## Exercise
With nothing added and nothing dropped, copy the entire listing.
○ ○ ○ ○ ○
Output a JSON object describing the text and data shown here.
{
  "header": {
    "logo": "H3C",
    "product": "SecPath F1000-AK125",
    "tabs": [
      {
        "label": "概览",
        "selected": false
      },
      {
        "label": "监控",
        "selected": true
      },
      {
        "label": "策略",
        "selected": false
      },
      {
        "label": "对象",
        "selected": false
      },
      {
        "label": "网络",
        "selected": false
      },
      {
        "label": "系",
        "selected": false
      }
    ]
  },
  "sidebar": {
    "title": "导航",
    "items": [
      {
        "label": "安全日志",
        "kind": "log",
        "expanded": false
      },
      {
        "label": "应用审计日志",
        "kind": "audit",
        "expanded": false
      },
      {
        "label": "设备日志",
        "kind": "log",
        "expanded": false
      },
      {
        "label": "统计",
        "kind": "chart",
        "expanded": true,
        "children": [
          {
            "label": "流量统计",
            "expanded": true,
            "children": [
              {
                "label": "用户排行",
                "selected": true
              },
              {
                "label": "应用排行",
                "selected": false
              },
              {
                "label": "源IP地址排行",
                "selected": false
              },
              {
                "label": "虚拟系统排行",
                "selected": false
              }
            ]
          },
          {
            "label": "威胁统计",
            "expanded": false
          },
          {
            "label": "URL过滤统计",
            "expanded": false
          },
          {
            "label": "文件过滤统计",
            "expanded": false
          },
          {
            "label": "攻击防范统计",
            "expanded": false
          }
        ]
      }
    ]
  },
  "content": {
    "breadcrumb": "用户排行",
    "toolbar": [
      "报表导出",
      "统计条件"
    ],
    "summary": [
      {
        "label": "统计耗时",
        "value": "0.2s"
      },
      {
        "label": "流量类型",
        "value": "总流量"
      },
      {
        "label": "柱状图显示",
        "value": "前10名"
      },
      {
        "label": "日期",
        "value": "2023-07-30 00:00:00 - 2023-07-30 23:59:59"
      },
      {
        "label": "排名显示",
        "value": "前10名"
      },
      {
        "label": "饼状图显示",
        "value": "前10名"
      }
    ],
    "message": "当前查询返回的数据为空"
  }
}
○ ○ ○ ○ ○
## Answer box
Output a JSON object describing the text and data shown here.
{
  "header": {
    "logo": "H3C",
    "product": "SecPath F1000-AK125",
    "tabs": [
      {
        "label": "概览",
        "selected": false
      },
      {
        "label": "监控",
        "selected": true
      },
      {
        "label": "策略",
        "selected": false
      },
      {
        "label": "对象",
        "selected": false
      },
      {
        "label": "网络",
        "selected": false
      },
      {
        "label": "系",
        "selected": false
      }
    ]
  },
  "sidebar": {
    "title": "导航",
    "items": [
      {
        "label": "安全日志",
        "kind": "log",
        "expanded": false
      },
      {
        "label": "应用审计日志",
        "kind": "audit",
        "expanded": false
      },
      {
        "label": "设备日志",
        "kind": "log",
        "expanded": false
      },
      {
        "label": "统计",
        "kind": "chart",
        "expanded": true,
        "children": [
          {
            "label": "流量统计",
            "expanded": true,
            "children": [
              {
                "label": "用户排行",
                "selected": true
              },
              {
                "label": "应用排行",
                "selected": false
              },
              {
                "label": "源IP地址排行",
                "selected": false
              },
              {
                "label": "虚拟系统排行",
                "selected": false
              }
            ]
          },
          {
            "label": "威胁统计",
            "expanded": false
          },
          {
            "label": "URL过滤统计",
            "expanded": false
          },
          {
            "label": "文件过滤统计",
            "expanded": false
          },
          {
            "label": "攻击防范统计",
            "expanded": false
          }
        ]
      }
    ]
  },
  "content": {
    "breadcrumb": "用户排行",
    "toolbar": [
      "报表导出",
      "统计条件"
    ],
    "summary": [
      {
        "label": "统计耗时",
        "value": "0.2s"
      },
      {
        "label": "流量类型",
        "value": "总流量"
      },
      {
        "label": "柱状图显示",
        "value": "前10名"
      },
      {
        "label": "日期",
        "value": "2023-07-30 00:00:00 - 2023-07-30 23:59:59"
      },
      {
        "label": "排名显示",
        "value": "前10名"
      },
      {
        "label": "饼状图显示",
        "value": "前10名"
      }
    ],
    "message": "当前查询返回的数据为空"
  }
}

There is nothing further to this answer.